Work instruction: From start to finish, set down the entries below exactly, leaving out the pictures.

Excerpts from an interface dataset
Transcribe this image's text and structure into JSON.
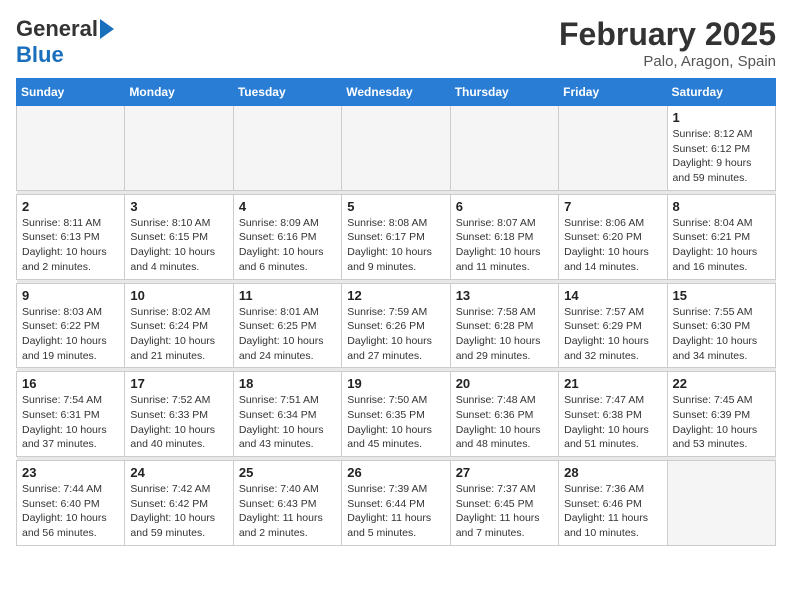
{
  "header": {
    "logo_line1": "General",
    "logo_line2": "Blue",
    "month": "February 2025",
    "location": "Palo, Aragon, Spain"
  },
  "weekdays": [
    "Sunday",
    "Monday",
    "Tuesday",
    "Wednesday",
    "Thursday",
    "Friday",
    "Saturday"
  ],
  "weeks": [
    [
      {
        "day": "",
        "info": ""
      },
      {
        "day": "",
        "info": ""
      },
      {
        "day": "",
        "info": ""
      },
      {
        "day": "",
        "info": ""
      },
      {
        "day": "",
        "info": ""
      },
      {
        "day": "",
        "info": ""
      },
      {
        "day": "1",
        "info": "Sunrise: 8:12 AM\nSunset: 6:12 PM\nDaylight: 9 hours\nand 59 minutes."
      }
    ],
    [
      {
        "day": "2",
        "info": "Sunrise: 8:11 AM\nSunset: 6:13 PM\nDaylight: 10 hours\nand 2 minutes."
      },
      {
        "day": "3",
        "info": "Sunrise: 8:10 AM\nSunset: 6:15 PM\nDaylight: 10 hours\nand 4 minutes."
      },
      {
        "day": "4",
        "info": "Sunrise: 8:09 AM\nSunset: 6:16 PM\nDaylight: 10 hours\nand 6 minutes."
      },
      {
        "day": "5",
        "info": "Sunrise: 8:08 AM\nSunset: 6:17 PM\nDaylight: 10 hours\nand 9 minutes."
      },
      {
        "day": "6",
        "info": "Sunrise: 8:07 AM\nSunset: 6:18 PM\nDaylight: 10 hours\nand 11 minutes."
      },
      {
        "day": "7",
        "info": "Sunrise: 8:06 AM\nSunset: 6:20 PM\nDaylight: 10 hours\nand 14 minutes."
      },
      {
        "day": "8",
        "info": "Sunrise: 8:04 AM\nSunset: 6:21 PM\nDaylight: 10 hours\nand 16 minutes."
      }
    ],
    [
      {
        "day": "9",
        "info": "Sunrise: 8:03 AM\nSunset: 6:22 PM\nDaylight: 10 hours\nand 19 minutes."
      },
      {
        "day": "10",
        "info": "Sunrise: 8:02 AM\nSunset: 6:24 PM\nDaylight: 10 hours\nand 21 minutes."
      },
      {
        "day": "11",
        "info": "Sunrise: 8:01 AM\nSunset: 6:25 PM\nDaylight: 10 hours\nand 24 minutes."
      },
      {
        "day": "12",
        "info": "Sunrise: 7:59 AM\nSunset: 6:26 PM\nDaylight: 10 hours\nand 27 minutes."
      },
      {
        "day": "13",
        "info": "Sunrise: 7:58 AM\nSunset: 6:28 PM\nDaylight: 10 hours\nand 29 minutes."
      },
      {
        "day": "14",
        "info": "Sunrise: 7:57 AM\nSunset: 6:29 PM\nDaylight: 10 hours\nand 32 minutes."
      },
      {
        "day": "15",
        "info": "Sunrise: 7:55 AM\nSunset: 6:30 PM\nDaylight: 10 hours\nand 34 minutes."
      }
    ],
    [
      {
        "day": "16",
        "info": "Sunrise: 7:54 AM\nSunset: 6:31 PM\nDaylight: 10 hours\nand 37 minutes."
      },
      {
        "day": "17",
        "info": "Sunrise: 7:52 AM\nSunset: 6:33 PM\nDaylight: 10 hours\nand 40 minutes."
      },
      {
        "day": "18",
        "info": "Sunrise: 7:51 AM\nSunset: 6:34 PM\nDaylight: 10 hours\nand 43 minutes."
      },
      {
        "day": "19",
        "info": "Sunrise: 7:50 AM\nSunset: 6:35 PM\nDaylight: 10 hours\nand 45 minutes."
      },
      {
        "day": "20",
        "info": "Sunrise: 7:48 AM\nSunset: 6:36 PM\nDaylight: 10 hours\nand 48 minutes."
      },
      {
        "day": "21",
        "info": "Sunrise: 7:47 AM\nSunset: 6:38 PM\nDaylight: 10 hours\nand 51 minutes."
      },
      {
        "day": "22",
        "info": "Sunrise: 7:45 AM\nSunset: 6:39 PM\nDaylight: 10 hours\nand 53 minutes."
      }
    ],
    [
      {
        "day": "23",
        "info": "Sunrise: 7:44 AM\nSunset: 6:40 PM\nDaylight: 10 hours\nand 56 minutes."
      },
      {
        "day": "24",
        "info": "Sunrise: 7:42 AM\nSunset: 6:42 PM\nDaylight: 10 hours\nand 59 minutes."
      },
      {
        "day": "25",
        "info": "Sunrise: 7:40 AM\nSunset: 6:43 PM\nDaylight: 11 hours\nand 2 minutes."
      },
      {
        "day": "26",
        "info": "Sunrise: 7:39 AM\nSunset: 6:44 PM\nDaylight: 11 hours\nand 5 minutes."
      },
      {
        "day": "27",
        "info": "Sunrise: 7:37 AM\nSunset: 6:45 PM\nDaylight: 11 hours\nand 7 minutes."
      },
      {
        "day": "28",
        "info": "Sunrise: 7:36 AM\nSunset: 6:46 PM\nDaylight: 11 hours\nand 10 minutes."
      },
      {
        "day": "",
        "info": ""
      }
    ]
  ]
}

Task solution:
Transcribe this image's text and structure into JSON.
{
  "header": {
    "logo_line1": "General",
    "logo_line2": "Blue",
    "month": "February 2025",
    "location": "Palo, Aragon, Spain"
  },
  "weekdays": [
    "Sunday",
    "Monday",
    "Tuesday",
    "Wednesday",
    "Thursday",
    "Friday",
    "Saturday"
  ],
  "weeks": [
    [
      {
        "day": "",
        "info": ""
      },
      {
        "day": "",
        "info": ""
      },
      {
        "day": "",
        "info": ""
      },
      {
        "day": "",
        "info": ""
      },
      {
        "day": "",
        "info": ""
      },
      {
        "day": "",
        "info": ""
      },
      {
        "day": "1",
        "info": "Sunrise: 8:12 AM\nSunset: 6:12 PM\nDaylight: 9 hours\nand 59 minutes."
      }
    ],
    [
      {
        "day": "2",
        "info": "Sunrise: 8:11 AM\nSunset: 6:13 PM\nDaylight: 10 hours\nand 2 minutes."
      },
      {
        "day": "3",
        "info": "Sunrise: 8:10 AM\nSunset: 6:15 PM\nDaylight: 10 hours\nand 4 minutes."
      },
      {
        "day": "4",
        "info": "Sunrise: 8:09 AM\nSunset: 6:16 PM\nDaylight: 10 hours\nand 6 minutes."
      },
      {
        "day": "5",
        "info": "Sunrise: 8:08 AM\nSunset: 6:17 PM\nDaylight: 10 hours\nand 9 minutes."
      },
      {
        "day": "6",
        "info": "Sunrise: 8:07 AM\nSunset: 6:18 PM\nDaylight: 10 hours\nand 11 minutes."
      },
      {
        "day": "7",
        "info": "Sunrise: 8:06 AM\nSunset: 6:20 PM\nDaylight: 10 hours\nand 14 minutes."
      },
      {
        "day": "8",
        "info": "Sunrise: 8:04 AM\nSunset: 6:21 PM\nDaylight: 10 hours\nand 16 minutes."
      }
    ],
    [
      {
        "day": "9",
        "info": "Sunrise: 8:03 AM\nSunset: 6:22 PM\nDaylight: 10 hours\nand 19 minutes."
      },
      {
        "day": "10",
        "info": "Sunrise: 8:02 AM\nSunset: 6:24 PM\nDaylight: 10 hours\nand 21 minutes."
      },
      {
        "day": "11",
        "info": "Sunrise: 8:01 AM\nSunset: 6:25 PM\nDaylight: 10 hours\nand 24 minutes."
      },
      {
        "day": "12",
        "info": "Sunrise: 7:59 AM\nSunset: 6:26 PM\nDaylight: 10 hours\nand 27 minutes."
      },
      {
        "day": "13",
        "info": "Sunrise: 7:58 AM\nSunset: 6:28 PM\nDaylight: 10 hours\nand 29 minutes."
      },
      {
        "day": "14",
        "info": "Sunrise: 7:57 AM\nSunset: 6:29 PM\nDaylight: 10 hours\nand 32 minutes."
      },
      {
        "day": "15",
        "info": "Sunrise: 7:55 AM\nSunset: 6:30 PM\nDaylight: 10 hours\nand 34 minutes."
      }
    ],
    [
      {
        "day": "16",
        "info": "Sunrise: 7:54 AM\nSunset: 6:31 PM\nDaylight: 10 hours\nand 37 minutes."
      },
      {
        "day": "17",
        "info": "Sunrise: 7:52 AM\nSunset: 6:33 PM\nDaylight: 10 hours\nand 40 minutes."
      },
      {
        "day": "18",
        "info": "Sunrise: 7:51 AM\nSunset: 6:34 PM\nDaylight: 10 hours\nand 43 minutes."
      },
      {
        "day": "19",
        "info": "Sunrise: 7:50 AM\nSunset: 6:35 PM\nDaylight: 10 hours\nand 45 minutes."
      },
      {
        "day": "20",
        "info": "Sunrise: 7:48 AM\nSunset: 6:36 PM\nDaylight: 10 hours\nand 48 minutes."
      },
      {
        "day": "21",
        "info": "Sunrise: 7:47 AM\nSunset: 6:38 PM\nDaylight: 10 hours\nand 51 minutes."
      },
      {
        "day": "22",
        "info": "Sunrise: 7:45 AM\nSunset: 6:39 PM\nDaylight: 10 hours\nand 53 minutes."
      }
    ],
    [
      {
        "day": "23",
        "info": "Sunrise: 7:44 AM\nSunset: 6:40 PM\nDaylight: 10 hours\nand 56 minutes."
      },
      {
        "day": "24",
        "info": "Sunrise: 7:42 AM\nSunset: 6:42 PM\nDaylight: 10 hours\nand 59 minutes."
      },
      {
        "day": "25",
        "info": "Sunrise: 7:40 AM\nSunset: 6:43 PM\nDaylight: 11 hours\nand 2 minutes."
      },
      {
        "day": "26",
        "info": "Sunrise: 7:39 AM\nSunset: 6:44 PM\nDaylight: 11 hours\nand 5 minutes."
      },
      {
        "day": "27",
        "info": "Sunrise: 7:37 AM\nSunset: 6:45 PM\nDaylight: 11 hours\nand 7 minutes."
      },
      {
        "day": "28",
        "info": "Sunrise: 7:36 AM\nSunset: 6:46 PM\nDaylight: 11 hours\nand 10 minutes."
      },
      {
        "day": "",
        "info": ""
      }
    ]
  ]
}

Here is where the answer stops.